Retail is a massive sector within the commercial design industry; however despite the plethora of information concerning retail design in general, there is very little material about how designers typically approach small, ad-hoc retail opportunities like a kiosk. For Liam Colquhoun, assistant professor of Interior Design, VCUQatar and Matthew Holmes-Dallimore, assistant professor of Interior Design, VCUQatar, this was an invitation for further exploration.
“The Retail Without Walls: Kiosk Culture project came about as a direct result of our teaching a retail design studio together every year for the past eight years. We found that having students design a mobile kiosk was a good introductory project for the class, forcing them to consider some of the core considerations of retail design, such as identity and functionality, but at a fairly compact, manageable scale,” explained Liam Colquhoun.
In an effort to provide some supporting information for VCUQatar students, Colquhoun and Holmes-Dallimore began to collect their own data about how people design environments that support a simple transaction, which raised questions that had not previous been considered about exactly what makes a kiosk successful.
Subsequent research asked the question: ‘What are the core properties common to impromptu retail opportunities in different cultures and how might they be used to inform contemporary retail kiosk design?’
A series of grants paid for research trips to Dubai, Boston, Marrakech, Mumbai and Istanbul, allowed Colquhoun and Holmes-Dallimore to look closely at how these structures varied and shared some common characteristics.
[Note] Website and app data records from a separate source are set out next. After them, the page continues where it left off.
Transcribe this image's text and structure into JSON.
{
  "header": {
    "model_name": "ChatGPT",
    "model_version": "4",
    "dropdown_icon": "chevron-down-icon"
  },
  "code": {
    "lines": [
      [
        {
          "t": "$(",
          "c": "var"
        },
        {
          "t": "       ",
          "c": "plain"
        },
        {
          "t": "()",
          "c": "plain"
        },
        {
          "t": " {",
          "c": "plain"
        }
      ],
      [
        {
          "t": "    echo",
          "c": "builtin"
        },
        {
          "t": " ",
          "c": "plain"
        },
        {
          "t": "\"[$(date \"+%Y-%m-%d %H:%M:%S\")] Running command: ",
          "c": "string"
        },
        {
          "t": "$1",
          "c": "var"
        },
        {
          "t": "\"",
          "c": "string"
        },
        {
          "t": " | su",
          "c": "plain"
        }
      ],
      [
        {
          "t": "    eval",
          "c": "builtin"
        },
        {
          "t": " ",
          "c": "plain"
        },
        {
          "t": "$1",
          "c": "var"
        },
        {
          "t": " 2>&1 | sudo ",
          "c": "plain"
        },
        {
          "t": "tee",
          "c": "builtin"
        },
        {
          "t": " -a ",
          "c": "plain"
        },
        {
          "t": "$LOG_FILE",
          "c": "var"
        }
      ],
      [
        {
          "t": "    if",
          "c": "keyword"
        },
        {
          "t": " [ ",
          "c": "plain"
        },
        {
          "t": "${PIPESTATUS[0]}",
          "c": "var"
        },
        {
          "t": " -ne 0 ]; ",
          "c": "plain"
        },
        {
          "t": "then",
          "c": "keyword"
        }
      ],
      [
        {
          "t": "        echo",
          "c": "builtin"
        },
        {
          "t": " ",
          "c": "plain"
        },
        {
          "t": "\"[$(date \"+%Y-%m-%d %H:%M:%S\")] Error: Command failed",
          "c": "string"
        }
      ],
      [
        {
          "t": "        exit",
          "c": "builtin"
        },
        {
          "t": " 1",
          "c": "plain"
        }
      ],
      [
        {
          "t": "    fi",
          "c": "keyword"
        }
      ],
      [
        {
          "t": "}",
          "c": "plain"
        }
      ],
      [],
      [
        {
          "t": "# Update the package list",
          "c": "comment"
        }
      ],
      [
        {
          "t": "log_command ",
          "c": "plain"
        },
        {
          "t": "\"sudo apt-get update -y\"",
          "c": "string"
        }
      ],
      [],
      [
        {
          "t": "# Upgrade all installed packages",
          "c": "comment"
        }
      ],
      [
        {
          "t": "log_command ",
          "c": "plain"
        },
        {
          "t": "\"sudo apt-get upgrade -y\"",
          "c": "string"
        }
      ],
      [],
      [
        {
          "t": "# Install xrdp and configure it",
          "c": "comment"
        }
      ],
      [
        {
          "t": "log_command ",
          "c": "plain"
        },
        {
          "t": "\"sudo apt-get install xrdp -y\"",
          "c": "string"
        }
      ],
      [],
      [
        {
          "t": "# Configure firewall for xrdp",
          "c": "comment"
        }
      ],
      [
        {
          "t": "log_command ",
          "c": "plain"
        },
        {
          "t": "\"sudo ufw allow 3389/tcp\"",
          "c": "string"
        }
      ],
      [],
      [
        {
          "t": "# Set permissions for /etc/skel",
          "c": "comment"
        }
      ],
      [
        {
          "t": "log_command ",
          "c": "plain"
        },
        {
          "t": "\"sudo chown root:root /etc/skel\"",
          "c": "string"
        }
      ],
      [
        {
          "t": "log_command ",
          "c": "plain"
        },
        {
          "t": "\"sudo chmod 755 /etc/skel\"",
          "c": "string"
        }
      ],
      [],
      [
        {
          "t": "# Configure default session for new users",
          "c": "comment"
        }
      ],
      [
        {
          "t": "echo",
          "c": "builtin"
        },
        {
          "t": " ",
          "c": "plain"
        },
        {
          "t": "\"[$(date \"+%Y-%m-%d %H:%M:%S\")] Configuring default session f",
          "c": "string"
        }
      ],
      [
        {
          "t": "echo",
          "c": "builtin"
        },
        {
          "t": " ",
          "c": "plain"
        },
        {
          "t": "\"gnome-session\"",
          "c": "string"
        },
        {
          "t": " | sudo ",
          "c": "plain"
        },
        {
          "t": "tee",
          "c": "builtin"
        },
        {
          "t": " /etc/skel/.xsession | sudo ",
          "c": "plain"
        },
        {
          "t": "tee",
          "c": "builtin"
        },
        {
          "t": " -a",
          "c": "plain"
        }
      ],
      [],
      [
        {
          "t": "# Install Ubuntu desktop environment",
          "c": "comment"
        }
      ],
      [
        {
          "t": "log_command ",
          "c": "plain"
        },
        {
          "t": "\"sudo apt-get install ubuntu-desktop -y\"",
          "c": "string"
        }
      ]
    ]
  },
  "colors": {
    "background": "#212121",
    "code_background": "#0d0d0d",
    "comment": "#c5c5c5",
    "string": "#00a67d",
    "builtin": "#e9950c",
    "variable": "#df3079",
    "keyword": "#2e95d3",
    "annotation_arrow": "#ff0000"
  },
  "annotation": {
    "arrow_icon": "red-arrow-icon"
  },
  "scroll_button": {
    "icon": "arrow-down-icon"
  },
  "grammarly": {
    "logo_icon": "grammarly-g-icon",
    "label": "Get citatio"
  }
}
These observations, in turn, informed new kiosk design projects undertaken in the retail design studio that started the whole process. Their efforts to make steps in this direction are not intended to be a definitive checklist of ‘what makes a good stall or kiosk’, but rather an opening comment in what they hope will become a fertile discourse among retail designers and other interested parties.
“This presentation will be the culmination of eighteen months work to date, but we have plans to continue the research further, perhaps exploring the phenomenon of un-manned kiosks, and how identity plays a larger role in the design of western kiosks. The dissemination of this work so far will be presented at Mathaf: Arab Museum of Modern Art, where we will present our research in various media. We are pleased to present our research and findings in such a prestigious venue,” stated Holmes-Dallimore.
“Mathaf is excited to continue its support of community projects and arts education with this unique event. By providing a venue for VCUQatar to share and discuss design research, the museum acts as a platform for thoughtful engagement around design,” said Michelle Dezember, Mathaf head of Education.
‘Retail Without Walls: Kiosk Culture’ is hosted at Mathaf from 1 to 11 April 2012. Admittance is free with the entrance to Mathaf. Attendance at the opening reception on 1 April at 7:30 pm is free. Entrance is free at all times for students with valid ID and children under the age of sixteen.